This may also help your relationship with your son too.

 

Next thing: you say you visited when the baby was 6 months, what was that visit like? Was it the only visit you had with her since she married and moved out of your house? 

 

Then over the next couple years her responses to your dwindled and she cut you off because of drama and stress.  This is what is odd: how much drama and stress can be transmitted to another person living out of state who is withdrawing from you?  Something was going on in that time between when you visited and that Mother's Day that was the last contact 10 years ago.  The only clue you have given is, you and Tony got back together, you married, and are happy.  And her reaction was to say, you don't NEED a man. But it sounds like you and Tony got married 3 of 4 years AFTER the cut off, so I'm wondering what happened while you and Tony were split, how long, could you support yourself (since he was the one who paid for your CA trip).  There's a lot not being said about this time, and it's important, because it is the events from the visit to the cut off that caused the cut off. 

 

If you can't think of anything that did it, you either are not trying and in denial or are shockingly unaware of what's going on in your own life.  A therapist can help here.  Once you know what went wrong, you will know how to fix it.

 

One clue though: you said she asked you not to contact her again--and you admit you did.  I'm sure it felt like loving to you, but to her it likely felt like a slap in the face, you went and did EXACTLY what she asked you not to do.  My guess would be that this lack of respect/boundaries is not a one time thing between you and her.  And if it isn't, this is a BIG problem.

 

You say she knows the door is always open. But you are missing the point.

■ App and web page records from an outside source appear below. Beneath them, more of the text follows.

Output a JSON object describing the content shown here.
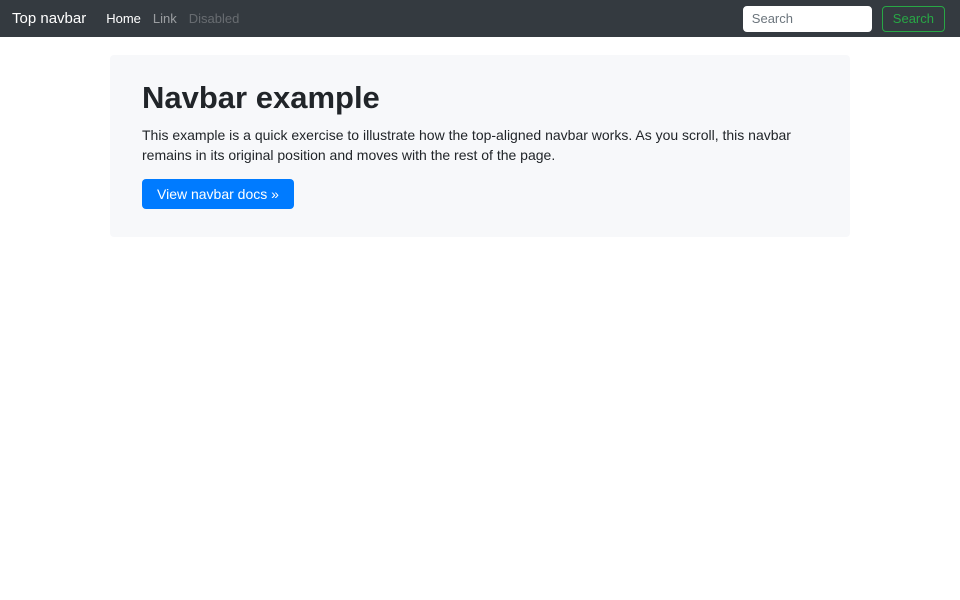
{
  "navbar": {
    "brand": "Top navbar",
    "links": [
      {
        "label": "Home",
        "state": "active"
      },
      {
        "label": "Link",
        "state": "normal"
      },
      {
        "label": "Disabled",
        "state": "disabled"
      }
    ],
    "search": {
      "placeholder": "Search",
      "button_label": "Search"
    }
  },
  "jumbotron": {
    "title": "Navbar example",
    "description": "This example is a quick exercise to illustrate how the top-aligned navbar works. As you scroll, this navbar remains in its original position and moves with the rest of the page.",
    "cta_label": "View navbar docs »"
  },
  "colors": {
    "navbar_bg": "#343a40",
    "navbar_text": "#ffffff",
    "success_green": "#28a745",
    "primary_blue": "#007bff",
    "jumbotron_bg": "#f7f8fa",
    "body_text": "#212529"
  }
}
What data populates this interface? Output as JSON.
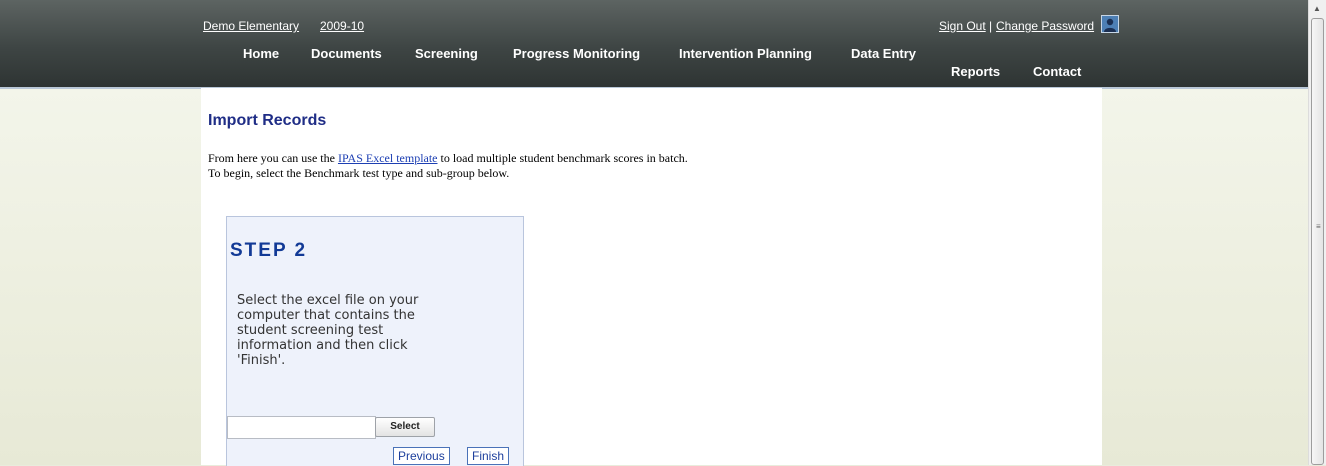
{
  "header": {
    "school": "Demo Elementary",
    "year": "2009-10",
    "sign_out": "Sign Out",
    "separator": "|",
    "change_password": "Change Password",
    "user_icon": "user-icon"
  },
  "nav": {
    "home": "Home",
    "documents": "Documents",
    "screening": "Screening",
    "progress_monitoring": "Progress Monitoring",
    "intervention_planning": "Intervention Planning",
    "data_entry": "Data Entry",
    "reports": "Reports",
    "contact": "Contact"
  },
  "main": {
    "title": "Import Records",
    "intro_before": "From here you can use the ",
    "intro_link": "IPAS Excel template",
    "intro_after": " to load multiple student benchmark scores in batch.",
    "intro_line2": "To begin, select the Benchmark test type and sub-group below."
  },
  "step": {
    "title": "STEP 2",
    "text": "Select the excel file on your computer that contains the student screening test information and then click 'Finish'.",
    "file_value": "",
    "select_label": "Select",
    "previous_label": "Previous",
    "finish_label": "Finish"
  },
  "colors": {
    "header_dark": "#3e4544",
    "title_blue": "#1f2d86",
    "step_blue": "#123a96",
    "link_blue": "#1d3fb3"
  }
}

Whether she knows that or not (and you don't know what she knows), she clearly doesn't want to go through it.  And solving the problem with her is for you to understand WHY she does not want to go through that door you have so lovingly left open for her.